(Data under study begins)

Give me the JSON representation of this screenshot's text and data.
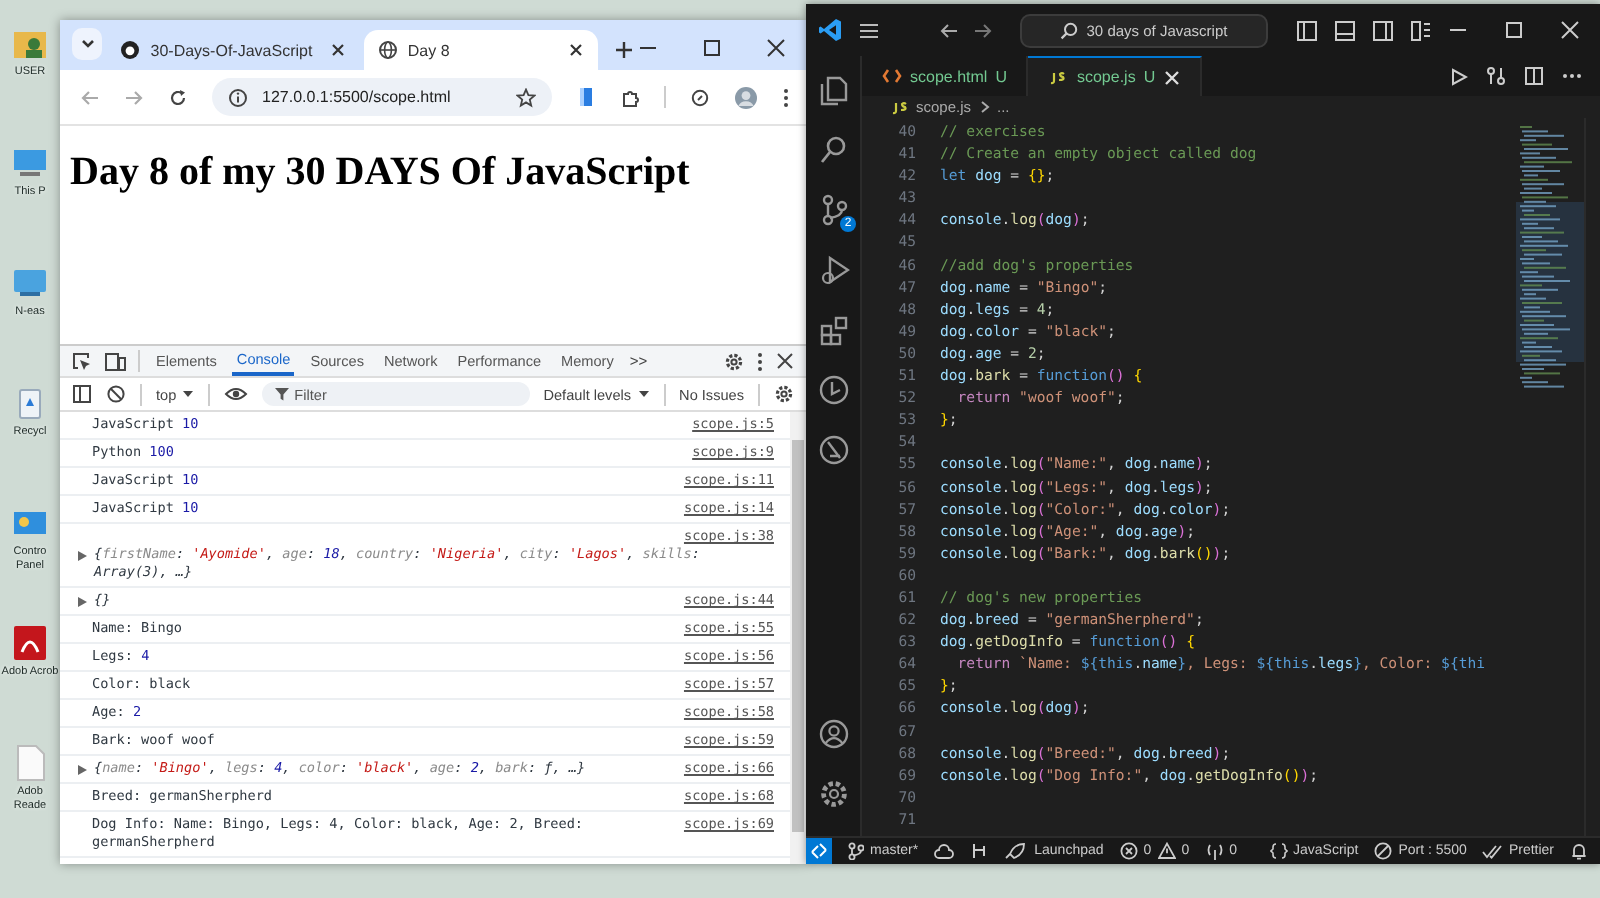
{
  "desktop": {
    "icons": [
      {
        "kind": "folder",
        "label": "USER"
      },
      {
        "kind": "computer",
        "label": "This P"
      },
      {
        "kind": "network",
        "label": "N-eas"
      },
      {
        "kind": "recycle",
        "label": "Recycl"
      },
      {
        "kind": "control",
        "label": "Contro Panel"
      },
      {
        "kind": "pdf",
        "label": "Adob Acrob"
      },
      {
        "kind": "document",
        "label": "Adob Reade"
      }
    ]
  },
  "browser": {
    "tabs": [
      {
        "title": "30-Days-Of-JavaScript",
        "kind": "github",
        "selected": false
      },
      {
        "title": "Day 8",
        "kind": "globe",
        "selected": true
      }
    ],
    "url": "127.0.0.1:5500/scope.html",
    "page": {
      "heading": "Day 8 of my 30 DAYS Of JavaScript"
    },
    "devtools": {
      "tabs": [
        {
          "label": "Elements",
          "selected": false
        },
        {
          "label": "Console",
          "selected": true
        },
        {
          "label": "Sources",
          "selected": false
        },
        {
          "label": "Network",
          "selected": false
        },
        {
          "label": "Performance",
          "selected": false
        },
        {
          "label": "Memory",
          "selected": false
        }
      ],
      "more": ">>",
      "context": "top",
      "filter": {
        "placeholder": "Filter"
      },
      "levels": "Default levels",
      "issues": "No Issues",
      "logs": [
        {
          "kind": "text",
          "source": "scope.js:5",
          "message": [
            {
              "text": "JavaScript ",
              "kind": "plain"
            },
            {
              "text": "10",
              "kind": "number"
            }
          ]
        },
        {
          "kind": "text",
          "source": "scope.js:9",
          "message": [
            {
              "text": "Python ",
              "kind": "plain"
            },
            {
              "text": "100",
              "kind": "number"
            }
          ]
        },
        {
          "kind": "text",
          "source": "scope.js:11",
          "message": [
            {
              "text": "JavaScript ",
              "kind": "plain"
            },
            {
              "text": "10",
              "kind": "number"
            }
          ]
        },
        {
          "kind": "text",
          "source": "scope.js:14",
          "message": [
            {
              "text": "JavaScript ",
              "kind": "plain"
            },
            {
              "text": "10",
              "kind": "number"
            }
          ]
        },
        {
          "kind": "stacked",
          "source": "scope.js:38",
          "message": [
            {
              "text": "{",
              "kind": "plain"
            },
            {
              "text": "firstName",
              "kind": "key"
            },
            {
              "text": ": ",
              "kind": "plain"
            },
            {
              "text": "'Ayomide'",
              "kind": "string"
            },
            {
              "text": ", ",
              "kind": "plain"
            },
            {
              "text": "age",
              "kind": "key"
            },
            {
              "text": ": ",
              "kind": "plain"
            },
            {
              "text": "18",
              "kind": "number"
            },
            {
              "text": ", ",
              "kind": "plain"
            },
            {
              "text": "country",
              "kind": "key"
            },
            {
              "text": ": ",
              "kind": "plain"
            },
            {
              "text": "'Nigeria'",
              "kind": "string"
            },
            {
              "text": ", ",
              "kind": "plain"
            },
            {
              "text": "city",
              "kind": "key"
            },
            {
              "text": ": ",
              "kind": "plain"
            },
            {
              "text": "'Lagos'",
              "kind": "string"
            },
            {
              "text": ", ",
              "kind": "plain"
            },
            {
              "text": "skills",
              "kind": "key"
            },
            {
              "text": ": ",
              "kind": "plain"
            },
            {
              "text": "Array(3)",
              "kind": "plain"
            },
            {
              "text": ", …}",
              "kind": "plain"
            }
          ]
        },
        {
          "kind": "object",
          "source": "scope.js:44",
          "message": [
            {
              "text": "{}",
              "kind": "plain"
            }
          ]
        },
        {
          "kind": "text",
          "source": "scope.js:55",
          "message": [
            {
              "text": "Name: Bingo",
              "kind": "plain"
            }
          ]
        },
        {
          "kind": "text",
          "source": "scope.js:56",
          "message": [
            {
              "text": "Legs: ",
              "kind": "plain"
            },
            {
              "text": "4",
              "kind": "number"
            }
          ]
        },
        {
          "kind": "text",
          "source": "scope.js:57",
          "message": [
            {
              "text": "Color: black",
              "kind": "plain"
            }
          ]
        },
        {
          "kind": "text",
          "source": "scope.js:58",
          "message": [
            {
              "text": "Age: ",
              "kind": "plain"
            },
            {
              "text": "2",
              "kind": "number"
            }
          ]
        },
        {
          "kind": "text",
          "source": "scope.js:59",
          "message": [
            {
              "text": "Bark: woof woof",
              "kind": "plain"
            }
          ]
        },
        {
          "kind": "object",
          "source": "scope.js:66",
          "message": [
            {
              "text": "{",
              "kind": "plain"
            },
            {
              "text": "name",
              "kind": "key"
            },
            {
              "text": ": ",
              "kind": "plain"
            },
            {
              "text": "'Bingo'",
              "kind": "string"
            },
            {
              "text": ", ",
              "kind": "plain"
            },
            {
              "text": "legs",
              "kind": "key"
            },
            {
              "text": ": ",
              "kind": "plain"
            },
            {
              "text": "4",
              "kind": "number"
            },
            {
              "text": ", ",
              "kind": "plain"
            },
            {
              "text": "color",
              "kind": "key"
            },
            {
              "text": ": ",
              "kind": "plain"
            },
            {
              "text": "'black'",
              "kind": "string"
            },
            {
              "text": ", ",
              "kind": "plain"
            },
            {
              "text": "age",
              "kind": "key"
            },
            {
              "text": ": ",
              "kind": "plain"
            },
            {
              "text": "2",
              "kind": "number"
            },
            {
              "text": ", ",
              "kind": "plain"
            },
            {
              "text": "bark",
              "kind": "key"
            },
            {
              "text": ": ",
              "kind": "plain"
            },
            {
              "text": "ƒ",
              "kind": "plain"
            },
            {
              "text": ", …}",
              "kind": "plain"
            }
          ]
        },
        {
          "kind": "text",
          "source": "scope.js:68",
          "message": [
            {
              "text": "Breed: germanSherpherd",
              "kind": "plain"
            }
          ]
        },
        {
          "kind": "text",
          "source": "scope.js:69",
          "message": [
            {
              "text": "Dog Info: Name: Bingo, Legs: 4, Color: black, Age: 2, Breed: germanSherpherd",
              "kind": "plain"
            }
          ]
        }
      ]
    }
  },
  "editor": {
    "search": "30 days of Javascript",
    "badge": "2",
    "tabs": [
      {
        "name": "scope.html",
        "status": "U",
        "kind": "html",
        "selected": false
      },
      {
        "name": "scope.js",
        "status": "U",
        "kind": "js",
        "selected": true
      }
    ],
    "breadcrumb": [
      "scope.js",
      "..."
    ],
    "lines": [
      {
        "number": "40",
        "tokens": [
          {
            "text": "// exercises",
            "kind": "comment"
          }
        ]
      },
      {
        "number": "41",
        "tokens": [
          {
            "text": "// Create an empty object called dog",
            "kind": "comment"
          }
        ]
      },
      {
        "number": "42",
        "tokens": [
          {
            "text": "let ",
            "kind": "keyword"
          },
          {
            "text": "dog",
            "kind": "variable"
          },
          {
            "text": " = ",
            "kind": "plain"
          },
          {
            "text": "{}",
            "kind": "brace"
          },
          {
            "text": ";",
            "kind": "plain"
          }
        ]
      },
      {
        "number": "43"
      },
      {
        "number": "44",
        "tokens": [
          {
            "text": "console",
            "kind": "variable"
          },
          {
            "text": ".",
            "kind": "plain"
          },
          {
            "text": "log",
            "kind": "function"
          },
          {
            "text": "(",
            "kind": "paren"
          },
          {
            "text": "dog",
            "kind": "variable"
          },
          {
            "text": ")",
            "kind": "paren"
          },
          {
            "text": ";",
            "kind": "plain"
          }
        ]
      },
      {
        "number": "45"
      },
      {
        "number": "46",
        "tokens": [
          {
            "text": "//add dog's properties",
            "kind": "comment"
          }
        ]
      },
      {
        "number": "47",
        "tokens": [
          {
            "text": "dog",
            "kind": "variable"
          },
          {
            "text": ".",
            "kind": "plain"
          },
          {
            "text": "name",
            "kind": "variable"
          },
          {
            "text": " = ",
            "kind": "plain"
          },
          {
            "text": "\"Bingo\"",
            "kind": "string"
          },
          {
            "text": ";",
            "kind": "plain"
          }
        ]
      },
      {
        "number": "48",
        "tokens": [
          {
            "text": "dog",
            "kind": "variable"
          },
          {
            "text": ".",
            "kind": "plain"
          },
          {
            "text": "legs",
            "kind": "variable"
          },
          {
            "text": " = ",
            "kind": "plain"
          },
          {
            "text": "4",
            "kind": "number"
          },
          {
            "text": ";",
            "kind": "plain"
          }
        ]
      },
      {
        "number": "49",
        "tokens": [
          {
            "text": "dog",
            "kind": "variable"
          },
          {
            "text": ".",
            "kind": "plain"
          },
          {
            "text": "color",
            "kind": "variable"
          },
          {
            "text": " = ",
            "kind": "plain"
          },
          {
            "text": "\"black\"",
            "kind": "string"
          },
          {
            "text": ";",
            "kind": "plain"
          }
        ]
      },
      {
        "number": "50",
        "tokens": [
          {
            "text": "dog",
            "kind": "variable"
          },
          {
            "text": ".",
            "kind": "plain"
          },
          {
            "text": "age",
            "kind": "variable"
          },
          {
            "text": " = ",
            "kind": "plain"
          },
          {
            "text": "2",
            "kind": "number"
          },
          {
            "text": ";",
            "kind": "plain"
          }
        ]
      },
      {
        "number": "51",
        "tokens": [
          {
            "text": "dog",
            "kind": "variable"
          },
          {
            "text": ".",
            "kind": "plain"
          },
          {
            "text": "bark",
            "kind": "function"
          },
          {
            "text": " = ",
            "kind": "plain"
          },
          {
            "text": "function",
            "kind": "keyword"
          },
          {
            "text": "()",
            "kind": "paren"
          },
          {
            "text": " {",
            "kind": "brace"
          }
        ]
      },
      {
        "number": "52",
        "tokens": [
          {
            "text": "  return ",
            "kind": "control"
          },
          {
            "text": "\"woof woof\"",
            "kind": "string"
          },
          {
            "text": ";",
            "kind": "plain"
          }
        ]
      },
      {
        "number": "53",
        "tokens": [
          {
            "text": "}",
            "kind": "brace"
          },
          {
            "text": ";",
            "kind": "plain"
          }
        ]
      },
      {
        "number": "54"
      },
      {
        "number": "55",
        "tokens": [
          {
            "text": "console",
            "kind": "variable"
          },
          {
            "text": ".",
            "kind": "plain"
          },
          {
            "text": "log",
            "kind": "function"
          },
          {
            "text": "(",
            "kind": "paren"
          },
          {
            "text": "\"Name:\"",
            "kind": "string"
          },
          {
            "text": ", ",
            "kind": "plain"
          },
          {
            "text": "dog",
            "kind": "variable"
          },
          {
            "text": ".",
            "kind": "plain"
          },
          {
            "text": "name",
            "kind": "variable"
          },
          {
            "text": ")",
            "kind": "paren"
          },
          {
            "text": ";",
            "kind": "plain"
          }
        ]
      },
      {
        "number": "56",
        "tokens": [
          {
            "text": "console",
            "kind": "variable"
          },
          {
            "text": ".",
            "kind": "plain"
          },
          {
            "text": "log",
            "kind": "function"
          },
          {
            "text": "(",
            "kind": "paren"
          },
          {
            "text": "\"Legs:\"",
            "kind": "string"
          },
          {
            "text": ", ",
            "kind": "plain"
          },
          {
            "text": "dog",
            "kind": "variable"
          },
          {
            "text": ".",
            "kind": "plain"
          },
          {
            "text": "legs",
            "kind": "variable"
          },
          {
            "text": ")",
            "kind": "paren"
          },
          {
            "text": ";",
            "kind": "plain"
          }
        ]
      },
      {
        "number": "57",
        "tokens": [
          {
            "text": "console",
            "kind": "variable"
          },
          {
            "text": ".",
            "kind": "plain"
          },
          {
            "text": "log",
            "kind": "function"
          },
          {
            "text": "(",
            "kind": "paren"
          },
          {
            "text": "\"Color:\"",
            "kind": "string"
          },
          {
            "text": ", ",
            "kind": "plain"
          },
          {
            "text": "dog",
            "kind": "variable"
          },
          {
            "text": ".",
            "kind": "plain"
          },
          {
            "text": "color",
            "kind": "variable"
          },
          {
            "text": ")",
            "kind": "paren"
          },
          {
            "text": ";",
            "kind": "plain"
          }
        ]
      },
      {
        "number": "58",
        "tokens": [
          {
            "text": "console",
            "kind": "variable"
          },
          {
            "text": ".",
            "kind": "plain"
          },
          {
            "text": "log",
            "kind": "function"
          },
          {
            "text": "(",
            "kind": "paren"
          },
          {
            "text": "\"Age:\"",
            "kind": "string"
          },
          {
            "text": ", ",
            "kind": "plain"
          },
          {
            "text": "dog",
            "kind": "variable"
          },
          {
            "text": ".",
            "kind": "plain"
          },
          {
            "text": "age",
            "kind": "variable"
          },
          {
            "text": ")",
            "kind": "paren"
          },
          {
            "text": ";",
            "kind": "plain"
          }
        ]
      },
      {
        "number": "59",
        "tokens": [
          {
            "text": "console",
            "kind": "variable"
          },
          {
            "text": ".",
            "kind": "plain"
          },
          {
            "text": "log",
            "kind": "function"
          },
          {
            "text": "(",
            "kind": "paren"
          },
          {
            "text": "\"Bark:\"",
            "kind": "string"
          },
          {
            "text": ", ",
            "kind": "plain"
          },
          {
            "text": "dog",
            "kind": "variable"
          },
          {
            "text": ".",
            "kind": "plain"
          },
          {
            "text": "bark",
            "kind": "function"
          },
          {
            "text": "()",
            "kind": "brace"
          },
          {
            "text": ")",
            "kind": "paren"
          },
          {
            "text": ";",
            "kind": "plain"
          }
        ]
      },
      {
        "number": "60"
      },
      {
        "number": "61",
        "tokens": [
          {
            "text": "// dog's new properties",
            "kind": "comment"
          }
        ]
      },
      {
        "number": "62",
        "tokens": [
          {
            "text": "dog",
            "kind": "variable"
          },
          {
            "text": ".",
            "kind": "plain"
          },
          {
            "text": "breed",
            "kind": "variable"
          },
          {
            "text": " = ",
            "kind": "plain"
          },
          {
            "text": "\"germanSherpherd\"",
            "kind": "string"
          },
          {
            "text": ";",
            "kind": "plain"
          }
        ]
      },
      {
        "number": "63",
        "tokens": [
          {
            "text": "dog",
            "kind": "variable"
          },
          {
            "text": ".",
            "kind": "plain"
          },
          {
            "text": "getDogInfo",
            "kind": "function"
          },
          {
            "text": " = ",
            "kind": "plain"
          },
          {
            "text": "function",
            "kind": "keyword"
          },
          {
            "text": "()",
            "kind": "paren"
          },
          {
            "text": " {",
            "kind": "brace"
          }
        ]
      },
      {
        "number": "64",
        "tokens": [
          {
            "text": "  return ",
            "kind": "control"
          },
          {
            "text": "`Name: ",
            "kind": "string"
          },
          {
            "text": "${",
            "kind": "keyword"
          },
          {
            "text": "this",
            "kind": "keyword"
          },
          {
            "text": ".",
            "kind": "plain"
          },
          {
            "text": "name",
            "kind": "variable"
          },
          {
            "text": "}",
            "kind": "keyword"
          },
          {
            "text": ", Legs: ",
            "kind": "string"
          },
          {
            "text": "${",
            "kind": "keyword"
          },
          {
            "text": "this",
            "kind": "keyword"
          },
          {
            "text": ".",
            "kind": "plain"
          },
          {
            "text": "legs",
            "kind": "variable"
          },
          {
            "text": "}",
            "kind": "keyword"
          },
          {
            "text": ", Color: ",
            "kind": "string"
          },
          {
            "text": "${",
            "kind": "keyword"
          },
          {
            "text": "thi",
            "kind": "keyword"
          }
        ]
      },
      {
        "number": "65",
        "tokens": [
          {
            "text": "}",
            "kind": "brace"
          },
          {
            "text": ";",
            "kind": "plain"
          }
        ]
      },
      {
        "number": "66",
        "tokens": [
          {
            "text": "console",
            "kind": "variable"
          },
          {
            "text": ".",
            "kind": "plain"
          },
          {
            "text": "log",
            "kind": "function"
          },
          {
            "text": "(",
            "kind": "paren"
          },
          {
            "text": "dog",
            "kind": "variable"
          },
          {
            "text": ")",
            "kind": "paren"
          },
          {
            "text": ";",
            "kind": "plain"
          }
        ]
      },
      {
        "number": "67"
      },
      {
        "number": "68",
        "tokens": [
          {
            "text": "console",
            "kind": "variable"
          },
          {
            "text": ".",
            "kind": "plain"
          },
          {
            "text": "log",
            "kind": "function"
          },
          {
            "text": "(",
            "kind": "paren"
          },
          {
            "text": "\"Breed:\"",
            "kind": "string"
          },
          {
            "text": ", ",
            "kind": "plain"
          },
          {
            "text": "dog",
            "kind": "variable"
          },
          {
            "text": ".",
            "kind": "plain"
          },
          {
            "text": "breed",
            "kind": "variable"
          },
          {
            "text": ")",
            "kind": "paren"
          },
          {
            "text": ";",
            "kind": "plain"
          }
        ]
      },
      {
        "number": "69",
        "tokens": [
          {
            "text": "console",
            "kind": "variable"
          },
          {
            "text": ".",
            "kind": "plain"
          },
          {
            "text": "log",
            "kind": "function"
          },
          {
            "text": "(",
            "kind": "paren"
          },
          {
            "text": "\"Dog Info:\"",
            "kind": "string"
          },
          {
            "text": ", ",
            "kind": "plain"
          },
          {
            "text": "dog",
            "kind": "variable"
          },
          {
            "text": ".",
            "kind": "plain"
          },
          {
            "text": "getDogInfo",
            "kind": "function"
          },
          {
            "text": "()",
            "kind": "brace"
          },
          {
            "text": ")",
            "kind": "paren"
          },
          {
            "text": ";",
            "kind": "plain"
          }
        ]
      },
      {
        "number": "70"
      },
      {
        "number": "71"
      }
    ],
    "status": {
      "branch": "master*",
      "launchpad": "Launchpad",
      "errors": "0",
      "warnings": "0",
      "ports": "0",
      "language": "JavaScript",
      "port": "Port : 5500",
      "formatter": "Prettier"
    }
  }
}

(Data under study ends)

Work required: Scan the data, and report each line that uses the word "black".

Solution:
              "text": "Color: black",
              "text": "'black'",
              "text": "Dog Info: Name: Bingo, Legs: 4, Color: black, Age: 2, Breed: germanSherpherd",
            "text": "\"black\"",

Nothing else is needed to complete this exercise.